Pick out each line below containing "name".

Collected data entries
——
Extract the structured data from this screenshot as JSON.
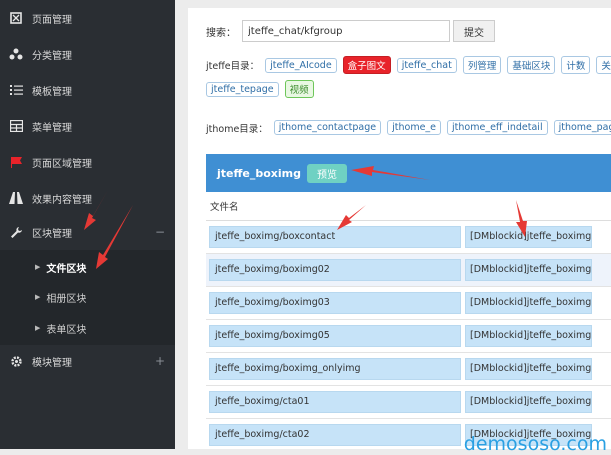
{
  "sidebar": {
    "items": [
      {
        "label": "页面管理",
        "icon": "page-icon"
      },
      {
        "label": "分类管理",
        "icon": "sitemap-icon"
      },
      {
        "label": "模板管理",
        "icon": "list-icon"
      },
      {
        "label": "菜单管理",
        "icon": "table-icon"
      },
      {
        "label": "页面区域管理",
        "icon": "flag-icon"
      },
      {
        "label": "效果内容管理",
        "icon": "road-icon"
      },
      {
        "label": "区块管理",
        "icon": "wrench-icon",
        "toggle": "−"
      },
      {
        "label": "模块管理",
        "icon": "gear-icon",
        "toggle": "+"
      }
    ],
    "sub_items": [
      {
        "label": "文件区块",
        "active": true
      },
      {
        "label": "相册区块",
        "active": false
      },
      {
        "label": "表单区块",
        "active": false
      }
    ]
  },
  "search": {
    "label": "搜索：",
    "value": "jteffe_chat/kfgroup",
    "button": "提交"
  },
  "jteffe_dir": {
    "label": "jteffe目录：",
    "tags_row1": [
      "jteffe_AIcode",
      "盒子图文",
      "jteffe_chat",
      "列管理",
      "基础区块",
      "计数",
      "关"
    ],
    "tags_row2": [
      "jteffe_tepage",
      "视频"
    ]
  },
  "jthome_dir": {
    "label": "jthome目录：",
    "tags": [
      "jthome_contactpage",
      "jthome_e",
      "jthome_eff_indetail",
      "jthome_pagelay"
    ]
  },
  "panel": {
    "title": "jteffe_boximg",
    "preview": "预览",
    "file_header": "文件名"
  },
  "files": [
    {
      "name": "jteffe_boximg/boxcontact",
      "code": "[DMblockid]jteffe_boximg/bo"
    },
    {
      "name": "jteffe_boximg/boximg02",
      "code": "[DMblockid]jteffe_boximg/bo"
    },
    {
      "name": "jteffe_boximg/boximg03",
      "code": "[DMblockid]jteffe_boximg/bo"
    },
    {
      "name": "jteffe_boximg/boximg05",
      "code": "[DMblockid]jteffe_boximg/bo"
    },
    {
      "name": "jteffe_boximg/boximg_onlyimg",
      "code": "[DMblockid]jteffe_boximg/bo"
    },
    {
      "name": "jteffe_boximg/cta01",
      "code": "[DMblockid]jteffe_boximg/ct"
    },
    {
      "name": "jteffe_boximg/cta02",
      "code": "[DMblockid]jteffe_boximg/ct"
    }
  ],
  "watermark": "demososo.com",
  "colors": {
    "sidebar_bg": "#2a2e33",
    "panel_header": "#3f8fd3",
    "cell_bg": "#c6e3f8",
    "arrow": "#e53935",
    "red_tag": "#e8232a"
  }
}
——
# REPLY
      "name": "jteffe_boximg/boxcontact",
      "name": "jteffe_boximg/boximg02",
      "name": "jteffe_boximg/boximg03",
      "name": "jteffe_boximg/boximg05",
      "name": "jteffe_boximg/boximg_onlyimg",
      "name": "jteffe_boximg/cta01",
      "name": "jteffe_boximg/cta02",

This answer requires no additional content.